itb-au logo
Story image

Analyst Opinion: Applying artificial intelligence to digital processes

05 Feb 2016

As more business processes become digitised, tasks such as monitoring, decision making, and optimisation that would previously have been carried out by human participants are beginning to be augmented or replaced by machine-based algorithms and artificial intelligence. This is a natural progression in the transition to digital, and we expect to see it advance rapidly in the next three years as enterprise digital initiatives extend further into the organisation and the ability to measure and improve the outcomes of these processes matures.

There is a range of techniques that fall under the artificial intelligence (AI) and cognitive computing banner, including voice and image recognition, natural language processing, machine learning, robotic process automation, and neural networks, but we are now seeing these incorporated into diverse business platforms and applications, in a form that makes them simpler for enterprises to adopt and apply to their processes. This is no longer the technology of tomorrow, but an array of tools that can form part of any digital initiative. Common patterns include real-time optimisation of straight-through processes, synthesising knowledge to inform or recommend a next-best action, providing virtual assistance in place of a human operator, identifying anomalous or critical conditions in data streams, and creating predictive insights and inferences through the integration of multiple data sources.

There is a growing appreciation of the role of software in products, services, and processes across all sectors, from loan approval in banking and premium calculations in insurance to improving student outcomes in education and assisted diagnoses in healthcare. Fueled by data, we should expect more sophisticated algorithms to become part of these processes, both to augment human decision making and to reduce the level at which direct human supervision or input is required. We believe that organisations should actively seek opportunities to apply these techniques to their digital processes, by asking some of the following questions: Where is manual human intervention still required? What techniques are currently used to improve process efficiency? Where could greater insight help knowledge workers? How could data sources be utilised or combined to analyse process performance?

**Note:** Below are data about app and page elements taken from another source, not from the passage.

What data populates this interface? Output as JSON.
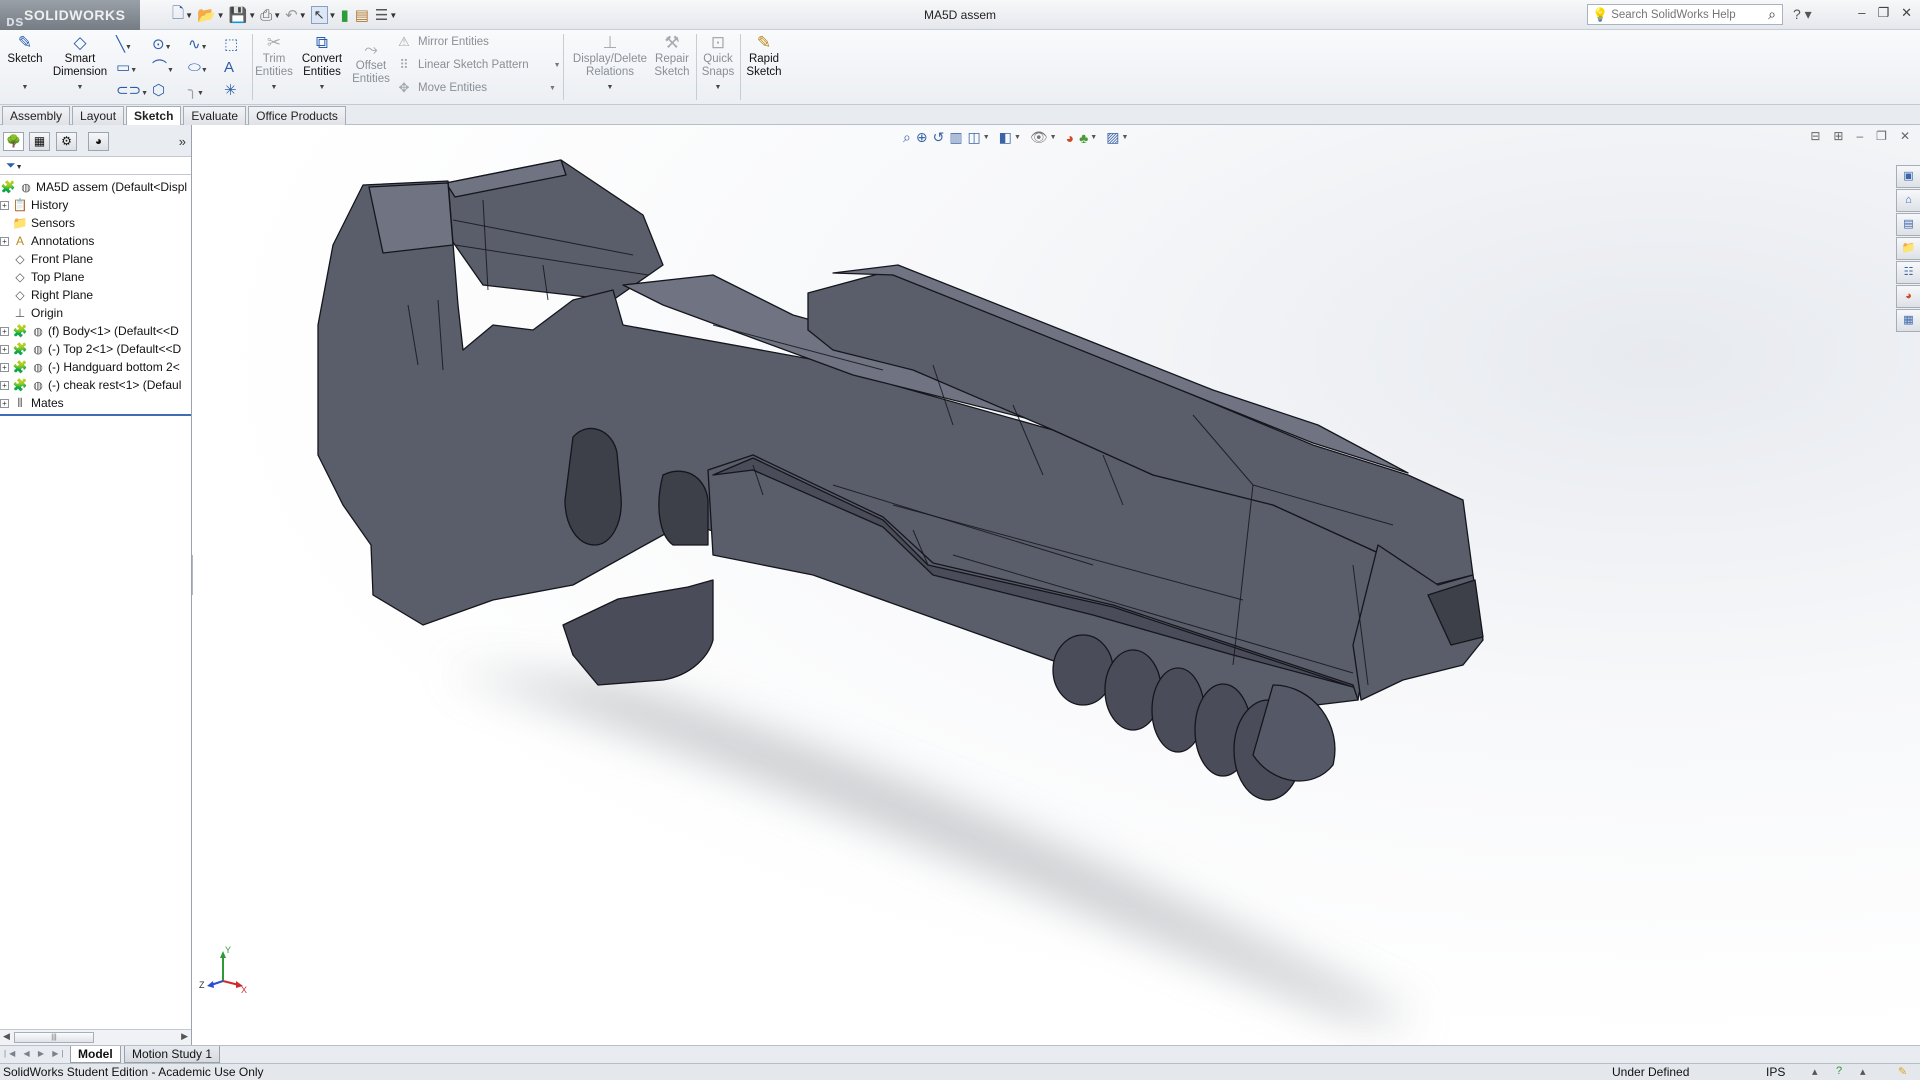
{
  "app": {
    "brand": "SOLIDWORKS",
    "document_title": "MA5D assem"
  },
  "search": {
    "placeholder": "Search SolidWorks Help"
  },
  "commands": {
    "sketch": "Sketch",
    "smart_dimension_line1": "Smart",
    "smart_dimension_line2": "Dimension",
    "trim_line1": "Trim",
    "trim_line2": "Entities",
    "convert_line1": "Convert",
    "convert_line2": "Entities",
    "offset_line1": "Offset",
    "offset_line2": "Entities",
    "mirror_entities": "Mirror Entities",
    "linear_sketch_pattern": "Linear Sketch Pattern",
    "move_entities": "Move Entities",
    "display_delete_line1": "Display/Delete",
    "display_delete_line2": "Relations",
    "repair_line1": "Repair",
    "repair_line2": "Sketch",
    "quick_snaps_line1": "Quick",
    "quick_snaps_line2": "Snaps",
    "rapid_sketch_line1": "Rapid",
    "rapid_sketch_line2": "Sketch"
  },
  "tabs": [
    "Assembly",
    "Layout",
    "Sketch",
    "Evaluate",
    "Office Products"
  ],
  "active_tab": "Sketch",
  "tree": {
    "root": "MA5D assem  (Default<Displ",
    "items": [
      {
        "label": "History",
        "expandable": true
      },
      {
        "label": "Sensors",
        "expandable": false
      },
      {
        "label": "Annotations",
        "expandable": true
      },
      {
        "label": "Front Plane",
        "expandable": false
      },
      {
        "label": "Top Plane",
        "expandable": false
      },
      {
        "label": "Right Plane",
        "expandable": false
      },
      {
        "label": "Origin",
        "expandable": false
      },
      {
        "label": "(f) Body<1> (Default<<D",
        "expandable": true
      },
      {
        "label": "(-) Top 2<1> (Default<<D",
        "expandable": true
      },
      {
        "label": "(-) Handguard bottom 2<",
        "expandable": true
      },
      {
        "label": "(-) cheak rest<1> (Defaul",
        "expandable": true
      },
      {
        "label": "Mates",
        "expandable": true
      }
    ]
  },
  "triad": {
    "x": "X",
    "y": "Y",
    "z": "Z"
  },
  "bottom_tabs": [
    "Model",
    "Motion Study 1"
  ],
  "status": {
    "edition": "SolidWorks Student Edition - Academic Use Only",
    "sketch_state": "Under Defined",
    "units": "IPS"
  },
  "colors": {
    "model_face": "#5a5d6a",
    "model_edge": "#15161c",
    "accent": "#3f6db5"
  }
}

The move to digital operations is only a first step, with the next level of competitive advantage depending on the efficiency of an organisation’s processes and the ability to harness both machine and human intelligence to support decision making. Enterprises should develop their expertise in artificial intelligence and cognitive computing and begin applying it as part of their digital initiatives.

Article by Tim Jennings, chief research officer at Ovum

Story image
5 ways to use data science to predict security issues - Forcepoint
Data science enables people to respond to problems in a better way, and to also understand those problems in a way that would not have been possible 50 years ago.More
Link image
A complete buyer’s guide to HCM technology
Let us help you narrow down your search with a few important things to consider before selecting an HCM vendor. Click here.More
Link image
You’re invited to the future of work: A pandemic spotlight
The time for hyperautomation is now. With experimentation and exploration, you can take an automation mindset & create a future-ready workforce today. Learn how on 29 September from 11.30am AEST. Register now.More
Link image
Report: Why businesses should take care to seek a 'true' cloud offering
A multi-tenant architecture that requires no on-prem equipment. A wide distribution of active data centres. These are some of the qualities of a true cloud solution. Find out more in this whitepaper.More
Story image
New Relic recruits former Qlik, Delphix execs to boost A/NZ team
"We are absolutely thrilled to have two very seasoned executives join us at New Relic as we help customers chart and execute on their plans for digital delivery and cloud services."More
Story image
From 1G to 5G: How innovations in cellular have shaped our lives
As we look to the present decade from 2020 onwards, 5G will be at the forefront. The race for 5G is not about merely deploying new infrastructure, but getting the first-mover advantage in who can build and take the leadership role in the host of new applications and services that 5G will enable.More